*TASK REQUIREMENTS*:
Report each line of the material below where the word "JSON" can be found.

*RECORDS FOR THE TASK*:
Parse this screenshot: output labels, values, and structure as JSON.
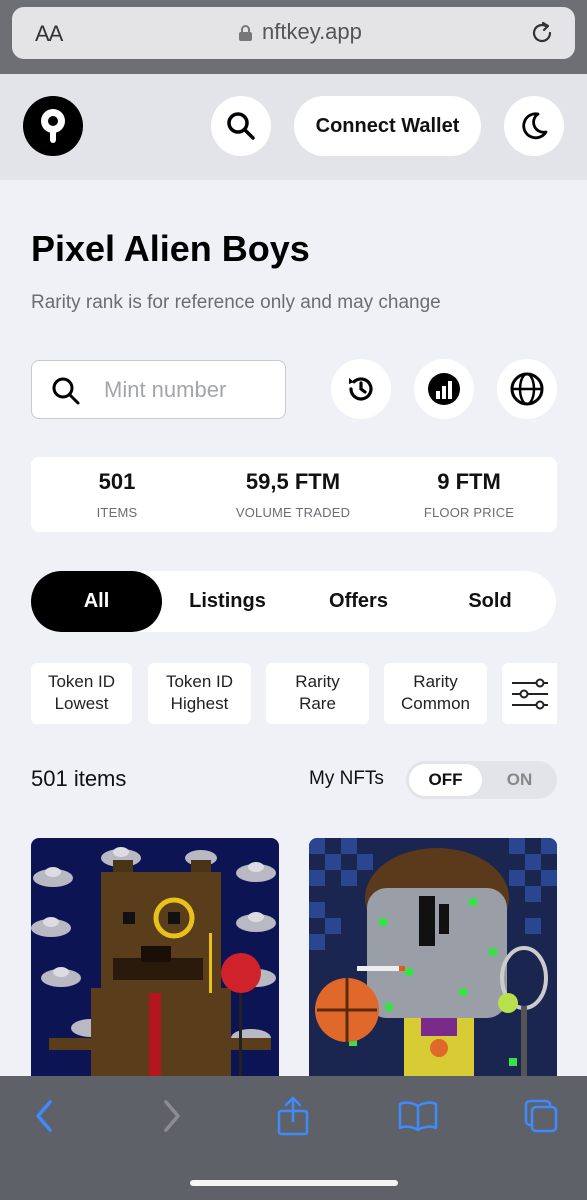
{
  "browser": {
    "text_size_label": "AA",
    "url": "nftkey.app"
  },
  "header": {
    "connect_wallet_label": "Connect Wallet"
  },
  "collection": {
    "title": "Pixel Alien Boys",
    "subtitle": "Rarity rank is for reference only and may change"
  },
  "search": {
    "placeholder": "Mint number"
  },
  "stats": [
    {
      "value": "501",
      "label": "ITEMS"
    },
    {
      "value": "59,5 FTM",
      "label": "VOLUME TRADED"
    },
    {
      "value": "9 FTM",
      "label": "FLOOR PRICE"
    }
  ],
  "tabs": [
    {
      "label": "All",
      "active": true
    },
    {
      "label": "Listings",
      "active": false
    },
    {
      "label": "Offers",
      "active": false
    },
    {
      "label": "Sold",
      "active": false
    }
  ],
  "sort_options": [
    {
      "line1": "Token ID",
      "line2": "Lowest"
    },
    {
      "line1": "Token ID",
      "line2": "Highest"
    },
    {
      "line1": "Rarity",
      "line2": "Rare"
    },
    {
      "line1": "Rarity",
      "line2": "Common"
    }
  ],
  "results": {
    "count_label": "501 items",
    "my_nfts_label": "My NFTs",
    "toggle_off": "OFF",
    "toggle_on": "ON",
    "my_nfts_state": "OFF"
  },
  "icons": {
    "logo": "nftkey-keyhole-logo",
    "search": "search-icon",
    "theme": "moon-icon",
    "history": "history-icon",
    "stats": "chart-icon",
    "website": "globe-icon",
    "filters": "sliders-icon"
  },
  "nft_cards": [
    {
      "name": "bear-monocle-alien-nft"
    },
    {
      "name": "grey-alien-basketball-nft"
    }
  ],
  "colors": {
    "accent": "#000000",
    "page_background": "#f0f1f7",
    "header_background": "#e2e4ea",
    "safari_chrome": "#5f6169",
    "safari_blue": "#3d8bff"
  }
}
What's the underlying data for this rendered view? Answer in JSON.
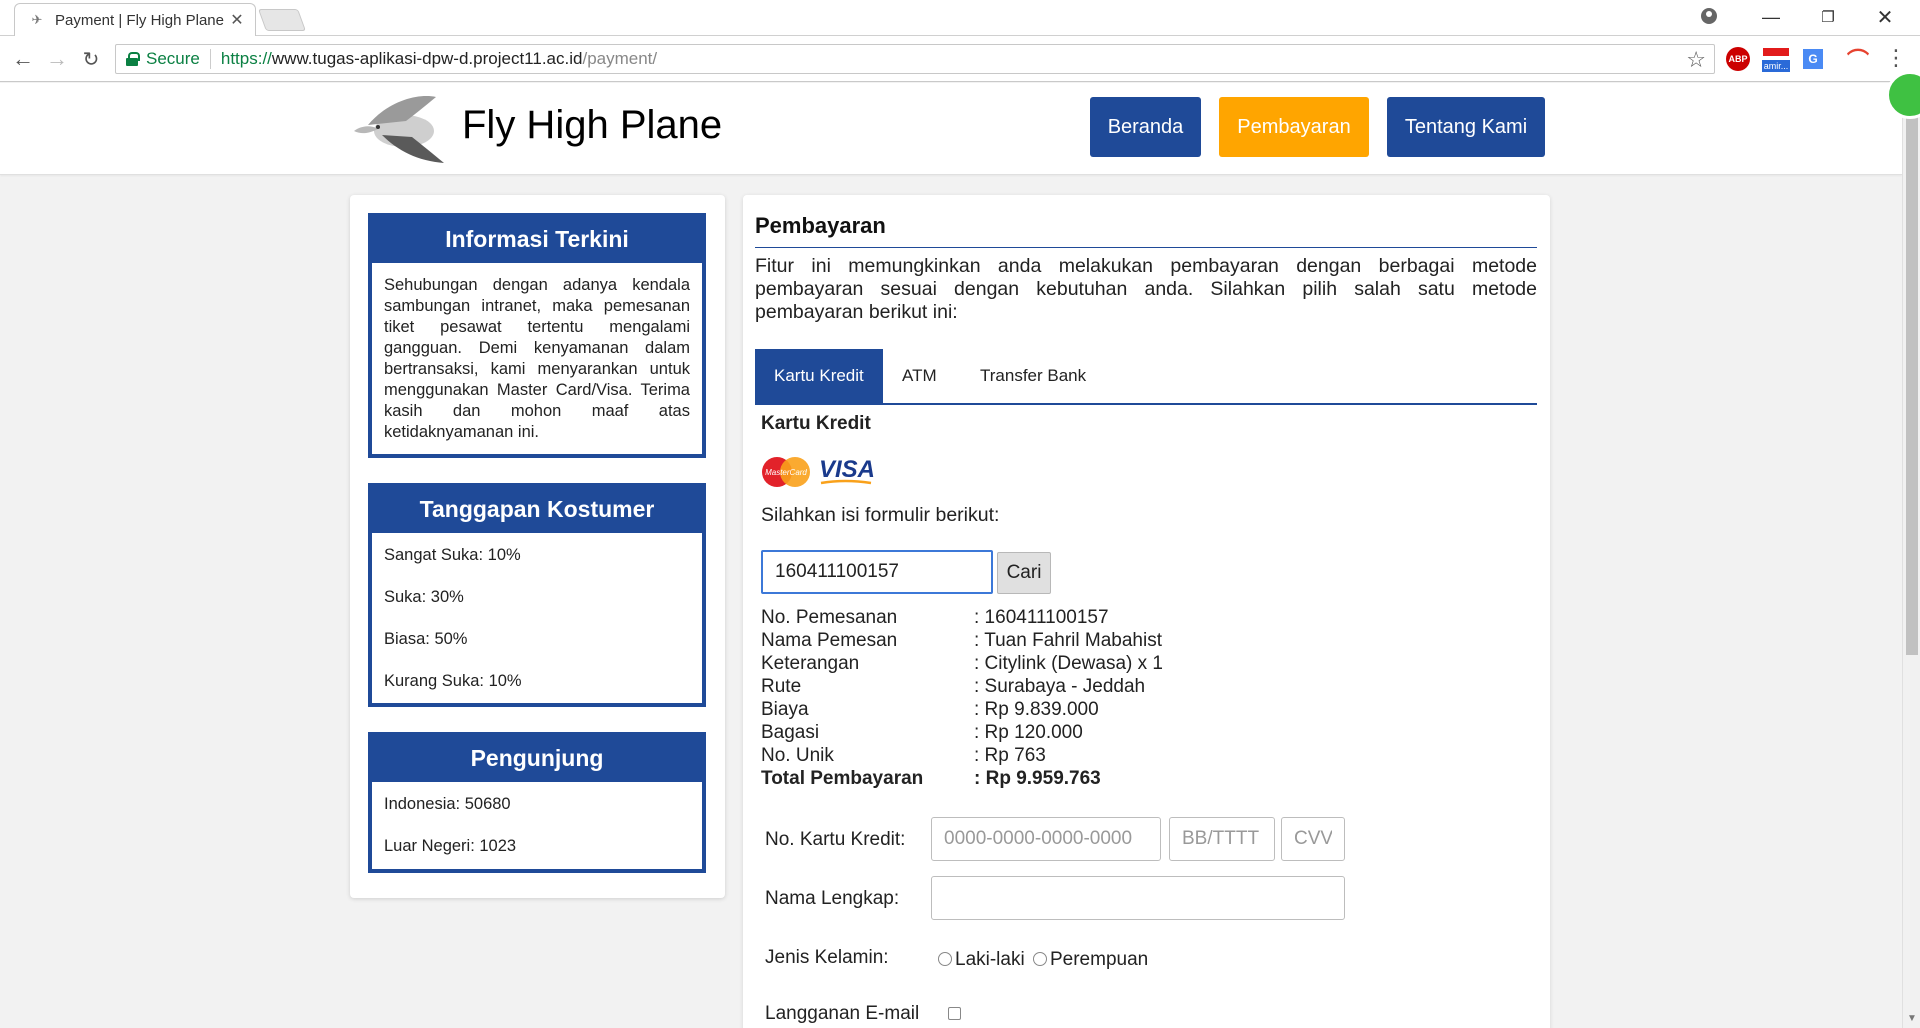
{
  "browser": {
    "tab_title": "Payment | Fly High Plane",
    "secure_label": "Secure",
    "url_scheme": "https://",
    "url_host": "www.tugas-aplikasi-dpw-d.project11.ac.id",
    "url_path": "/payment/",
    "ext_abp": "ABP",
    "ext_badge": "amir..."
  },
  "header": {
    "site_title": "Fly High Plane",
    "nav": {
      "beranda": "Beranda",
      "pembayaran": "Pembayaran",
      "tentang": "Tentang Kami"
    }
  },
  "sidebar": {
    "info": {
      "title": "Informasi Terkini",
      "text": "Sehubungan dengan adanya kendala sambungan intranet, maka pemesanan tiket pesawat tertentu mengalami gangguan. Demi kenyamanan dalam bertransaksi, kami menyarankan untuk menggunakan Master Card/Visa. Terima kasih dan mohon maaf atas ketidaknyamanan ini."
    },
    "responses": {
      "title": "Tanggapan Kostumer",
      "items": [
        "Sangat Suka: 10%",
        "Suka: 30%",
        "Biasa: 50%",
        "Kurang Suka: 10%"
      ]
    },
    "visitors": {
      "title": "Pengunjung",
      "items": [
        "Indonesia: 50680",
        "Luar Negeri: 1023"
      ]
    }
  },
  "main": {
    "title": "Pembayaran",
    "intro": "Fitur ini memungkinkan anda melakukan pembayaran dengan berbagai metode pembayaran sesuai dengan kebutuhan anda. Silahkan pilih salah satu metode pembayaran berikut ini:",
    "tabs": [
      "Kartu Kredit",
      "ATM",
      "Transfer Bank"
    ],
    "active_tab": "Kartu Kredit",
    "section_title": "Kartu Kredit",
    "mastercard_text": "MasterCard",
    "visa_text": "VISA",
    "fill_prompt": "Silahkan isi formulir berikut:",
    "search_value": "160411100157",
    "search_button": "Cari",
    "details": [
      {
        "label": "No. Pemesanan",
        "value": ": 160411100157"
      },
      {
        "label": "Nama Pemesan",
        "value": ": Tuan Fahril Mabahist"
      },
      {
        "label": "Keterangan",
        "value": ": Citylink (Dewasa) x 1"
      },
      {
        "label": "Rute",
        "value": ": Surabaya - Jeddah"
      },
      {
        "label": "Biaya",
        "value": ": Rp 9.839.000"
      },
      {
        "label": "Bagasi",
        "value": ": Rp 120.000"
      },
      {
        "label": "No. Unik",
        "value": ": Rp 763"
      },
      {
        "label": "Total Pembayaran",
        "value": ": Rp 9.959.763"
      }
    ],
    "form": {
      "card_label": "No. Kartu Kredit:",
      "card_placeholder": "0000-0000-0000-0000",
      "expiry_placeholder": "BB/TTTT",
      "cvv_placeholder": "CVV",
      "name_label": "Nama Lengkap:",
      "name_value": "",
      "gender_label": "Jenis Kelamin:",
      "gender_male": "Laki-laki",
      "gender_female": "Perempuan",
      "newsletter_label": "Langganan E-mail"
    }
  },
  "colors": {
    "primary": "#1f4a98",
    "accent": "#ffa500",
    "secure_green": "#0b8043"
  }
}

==

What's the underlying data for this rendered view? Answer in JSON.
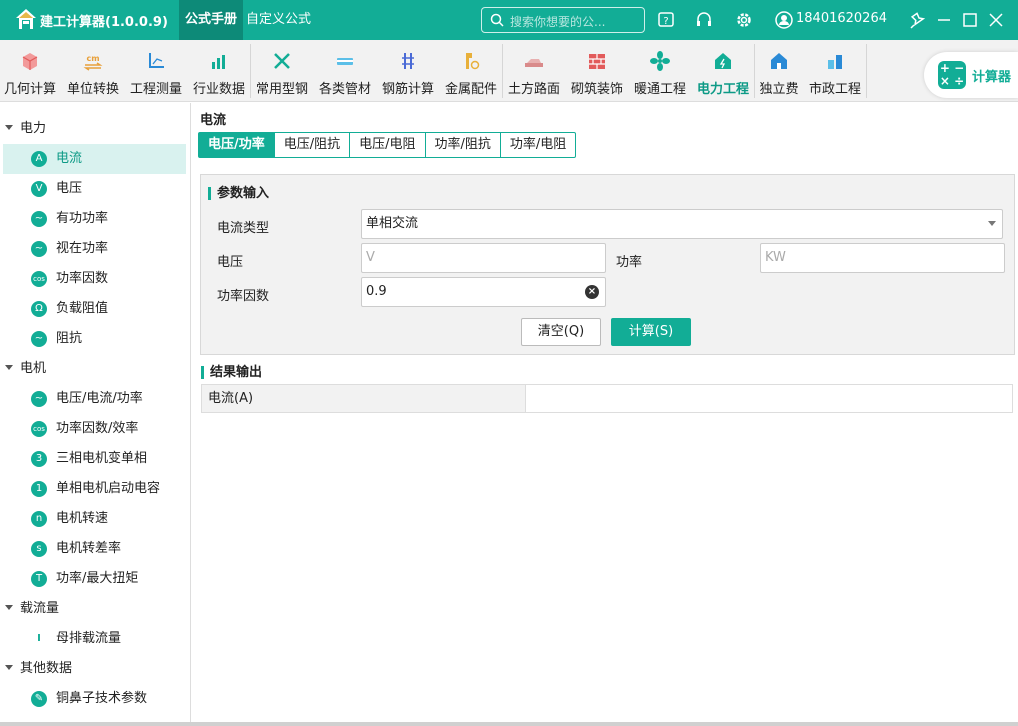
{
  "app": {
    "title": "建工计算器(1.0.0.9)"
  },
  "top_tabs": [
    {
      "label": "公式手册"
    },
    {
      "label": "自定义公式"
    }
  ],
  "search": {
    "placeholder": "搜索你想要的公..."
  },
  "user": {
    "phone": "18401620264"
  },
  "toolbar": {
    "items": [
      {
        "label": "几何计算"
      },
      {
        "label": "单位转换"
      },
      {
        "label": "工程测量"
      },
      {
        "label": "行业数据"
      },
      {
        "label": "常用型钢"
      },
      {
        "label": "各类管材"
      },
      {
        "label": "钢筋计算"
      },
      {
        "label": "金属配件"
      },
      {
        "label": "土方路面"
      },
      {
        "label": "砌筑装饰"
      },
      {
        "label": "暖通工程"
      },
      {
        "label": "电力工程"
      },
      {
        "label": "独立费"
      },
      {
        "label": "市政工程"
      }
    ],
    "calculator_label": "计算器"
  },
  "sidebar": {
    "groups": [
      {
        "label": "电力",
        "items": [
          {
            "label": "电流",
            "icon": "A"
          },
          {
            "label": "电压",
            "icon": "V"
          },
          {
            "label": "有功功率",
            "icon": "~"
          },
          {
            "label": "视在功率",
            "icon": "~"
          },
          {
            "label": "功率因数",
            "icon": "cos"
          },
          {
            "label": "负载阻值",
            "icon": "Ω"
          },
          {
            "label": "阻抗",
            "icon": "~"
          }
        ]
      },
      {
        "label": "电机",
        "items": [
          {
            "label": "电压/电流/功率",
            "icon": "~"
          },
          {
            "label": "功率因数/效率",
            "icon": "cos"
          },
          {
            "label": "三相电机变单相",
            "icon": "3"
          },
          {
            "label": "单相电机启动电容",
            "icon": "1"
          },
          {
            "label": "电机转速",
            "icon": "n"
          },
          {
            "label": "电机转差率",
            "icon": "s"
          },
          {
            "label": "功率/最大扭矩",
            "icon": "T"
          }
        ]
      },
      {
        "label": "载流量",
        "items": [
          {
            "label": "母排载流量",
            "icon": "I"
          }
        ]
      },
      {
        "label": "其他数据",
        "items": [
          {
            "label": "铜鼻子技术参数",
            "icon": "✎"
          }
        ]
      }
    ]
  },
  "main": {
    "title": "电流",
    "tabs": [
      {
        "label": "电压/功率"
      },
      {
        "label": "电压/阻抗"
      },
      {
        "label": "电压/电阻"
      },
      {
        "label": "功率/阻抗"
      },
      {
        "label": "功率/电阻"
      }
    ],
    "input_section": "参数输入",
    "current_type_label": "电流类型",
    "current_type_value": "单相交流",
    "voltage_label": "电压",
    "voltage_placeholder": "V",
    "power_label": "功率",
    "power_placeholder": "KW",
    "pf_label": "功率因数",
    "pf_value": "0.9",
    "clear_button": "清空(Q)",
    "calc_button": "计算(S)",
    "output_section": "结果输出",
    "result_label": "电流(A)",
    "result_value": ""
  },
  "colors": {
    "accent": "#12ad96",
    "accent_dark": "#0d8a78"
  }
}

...

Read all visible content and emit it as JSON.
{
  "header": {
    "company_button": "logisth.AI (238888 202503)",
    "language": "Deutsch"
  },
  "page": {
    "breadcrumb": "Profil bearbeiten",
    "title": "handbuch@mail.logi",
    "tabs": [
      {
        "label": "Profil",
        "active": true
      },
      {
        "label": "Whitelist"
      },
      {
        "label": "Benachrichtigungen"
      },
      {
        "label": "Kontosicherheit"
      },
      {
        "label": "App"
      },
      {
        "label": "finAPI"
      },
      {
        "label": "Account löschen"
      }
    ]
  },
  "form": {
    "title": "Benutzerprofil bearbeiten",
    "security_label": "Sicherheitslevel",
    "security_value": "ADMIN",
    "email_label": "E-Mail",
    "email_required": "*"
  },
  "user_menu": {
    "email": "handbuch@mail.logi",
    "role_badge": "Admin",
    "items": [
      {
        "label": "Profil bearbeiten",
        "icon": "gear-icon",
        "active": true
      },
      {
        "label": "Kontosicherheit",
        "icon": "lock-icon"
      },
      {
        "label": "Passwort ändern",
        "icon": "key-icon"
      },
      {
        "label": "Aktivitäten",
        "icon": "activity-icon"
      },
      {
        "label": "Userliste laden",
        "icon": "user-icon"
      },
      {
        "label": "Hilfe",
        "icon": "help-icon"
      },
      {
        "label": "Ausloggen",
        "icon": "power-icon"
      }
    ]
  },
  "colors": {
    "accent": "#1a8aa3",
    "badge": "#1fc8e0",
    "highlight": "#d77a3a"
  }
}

*REPLY*:
Parse this screenshot: output labels, values, and structure as JSON.
What's the underlying data for this rendered view? Answer in JSON.
What's the underlying data for this rendered view? Answer in JSON.
Read all visible content and emit it as JSON.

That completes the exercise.